An overview of papyrological terminology and methods would have been helpful, as Sommerstein engages so closely and often with the papyri. Most U.S. undergraduates will be unfamiliar with terms like haplography (245) and mystified by Sommerstein’s analysis of spaces and traces without an account of how and why it matters. With a supplementary lecture and handout, however, the text can be used to introduce students to the process whereby tatters of papyrus become the tidy codices to which they are accustomed. Sommerstein’s judgment on the text is generally reasoned and astute.
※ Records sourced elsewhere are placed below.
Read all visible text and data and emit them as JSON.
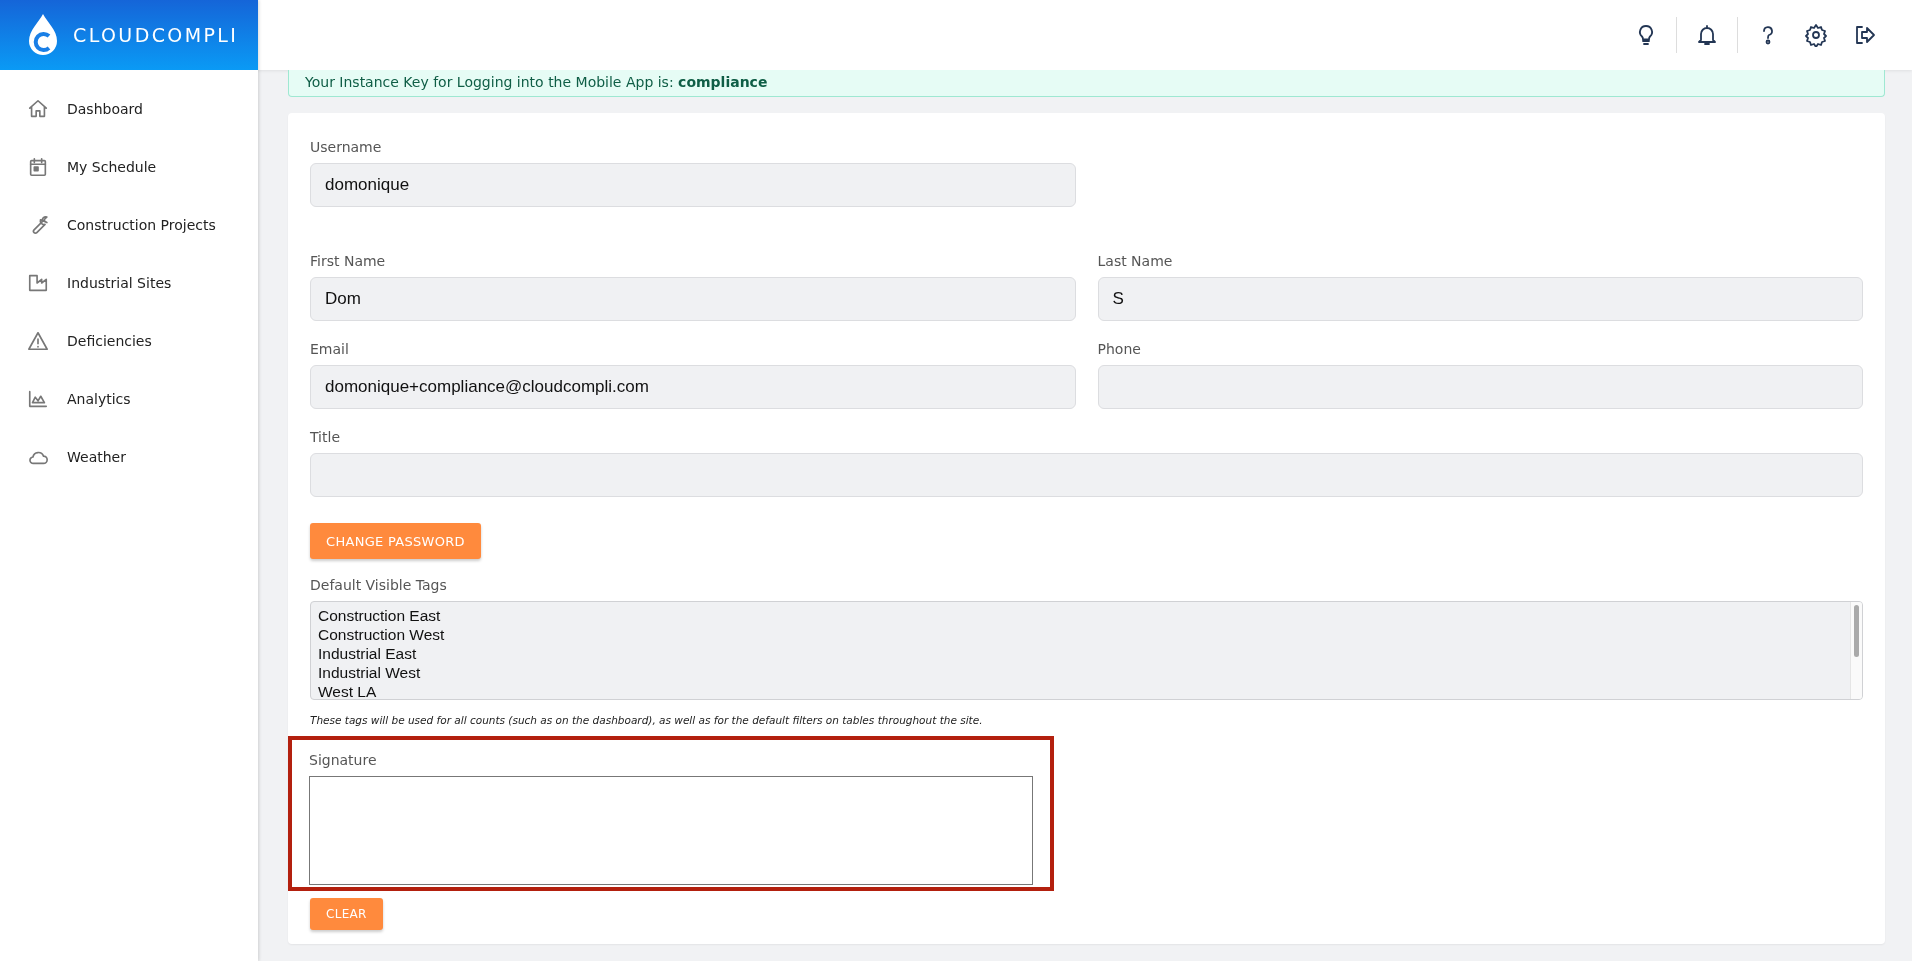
{
  "logo": {
    "text": "CLOUDCOMPLI"
  },
  "sidebar": {
    "items": [
      {
        "label": "Dashboard"
      },
      {
        "label": "My Schedule"
      },
      {
        "label": "Construction Projects"
      },
      {
        "label": "Industrial Sites"
      },
      {
        "label": "Deficiencies"
      },
      {
        "label": "Analytics"
      },
      {
        "label": "Weather"
      }
    ]
  },
  "banner": {
    "text": "Your Instance Key for Logging into the Mobile App is: **compliance**"
  },
  "form": {
    "username": {
      "label": "Username",
      "value": "domonique"
    },
    "first_name": {
      "label": "First Name",
      "value": "Dom"
    },
    "last_name": {
      "label": "Last Name",
      "value": "S"
    },
    "email": {
      "label": "Email",
      "value": "domonique+compliance@cloudcompli.com"
    },
    "phone": {
      "label": "Phone"
    },
    "title": {
      "label": "Title"
    },
    "change_password_button": "CHANGE PASSWORD",
    "tags": {
      "label": "Default Visible Tags",
      "options": [
        "Construction East",
        "Construction West",
        "Industrial East",
        "Industrial West",
        "West LA"
      ],
      "help": "These tags will be used for all counts (such as on the dashboard), as well as for the default filters on tables throughout the site."
    },
    "signature": {
      "label": "Signature"
    },
    "clear_button": "CLEAR"
  }
}
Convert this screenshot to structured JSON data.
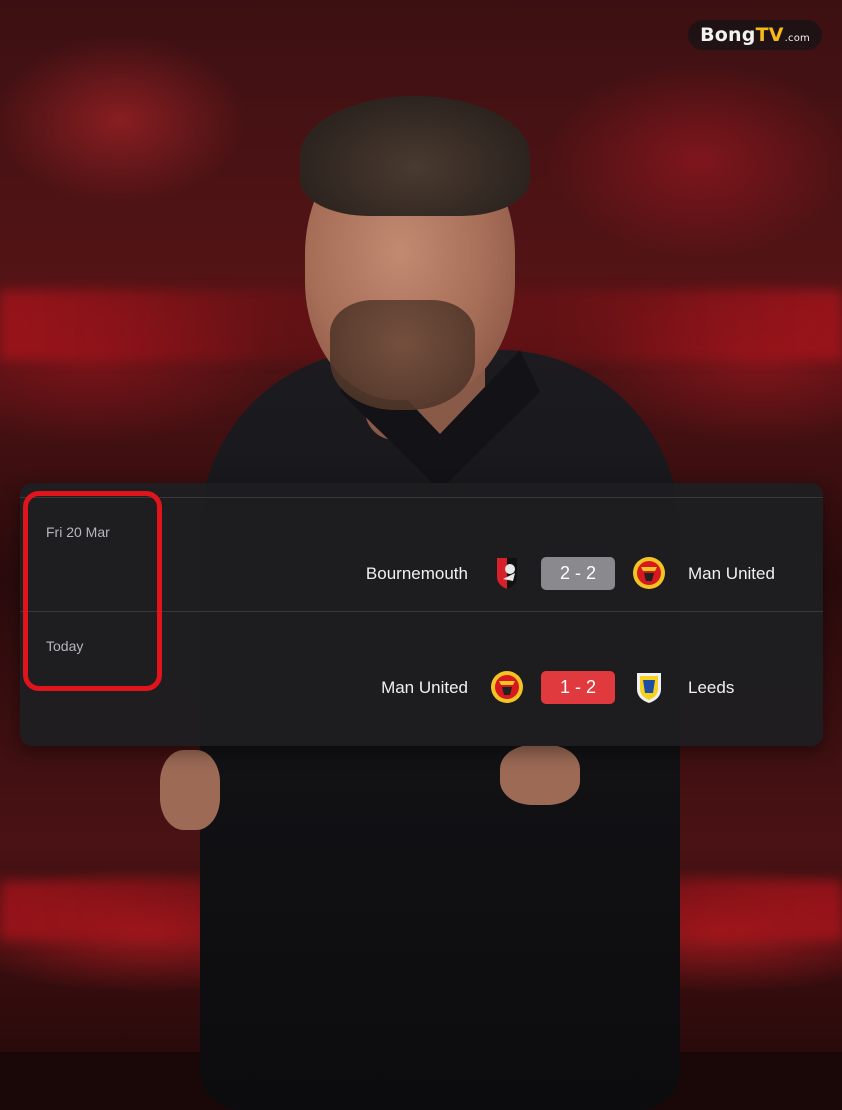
{
  "watermark": {
    "brand_main": "Bong",
    "brand_accent": "TV",
    "brand_suffix": ".com",
    "accent_color": "#f5b91a"
  },
  "results": [
    {
      "date": "Fri 20 Mar",
      "home_team": "Bournemouth",
      "home_crest": "bournemouth-crest-icon",
      "score": "2 - 2",
      "score_color": "#8a8a8e",
      "away_team": "Man United",
      "away_crest": "man-united-crest-icon"
    },
    {
      "date": "Today",
      "home_team": "Man United",
      "home_crest": "man-united-crest-icon",
      "score": "1 - 2",
      "score_color": "#e03a3e",
      "away_team": "Leeds",
      "away_crest": "leeds-crest-icon"
    }
  ],
  "highlight_color": "#e1141b"
}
His treatment of line 573 is paradigmatic: he suggests an origin for the two transmitted readings, then gives two reasons—one orthographic, the other logical—for preferring μηθαμῶς to μαίνομαι. Where certainty is impossible, he tends to be agnostic; for instance, the “slight and ambiguous” traces in line 38 could represent either αὗται or αὕτῃ, both of which “would be intelligible in terms of the situation and the social conventions.” He argues convincingly for a few readings of his own: ὥστ’ (4); τήρ[ει δέ με (447); the assignation of πάνυ μὲν οὖν (724) to Moschion. πρὸ τῶν γάμων (692) is a plausible, albeit tentative, suggestion.
In sum, this commentary will be extremely valuable to scholars and students alike: it will enable instruction of Samia, enliven that of Menander, and contribute to the flowering study of New Comedy.1
1. Works cited:
1.Bain, D. M. 1983. Menander: Samia. Warminster.
Furley, W. D. 2009. Menander: Epitrepontes. London.
Furley, W. D. 2015. Menander: Perikeiromene. London.
Gomme, A. W. and F. H. Sandbach. 1973. Menander: A Commentary. Oxford.
Handley, E. W. 1965. The Dyskolos of Menander. London.
Ingrosso, P. 2010. Menandro: Lo scudo. Lecce.
Ireland, S. 2010. Menander: The Shield (Aspis) and The Arbitration (Epitrepontes). Oxford.
Konstan, D. 1983. Menander’s Dyskolos. Bryn Mawr.
Nervegna, S. 2013. Menander in Antiquity: The Contexts of Reception. Cambridge.
Pice, N. and R. Castellano. 2001. Menandro: La Samia. Bari.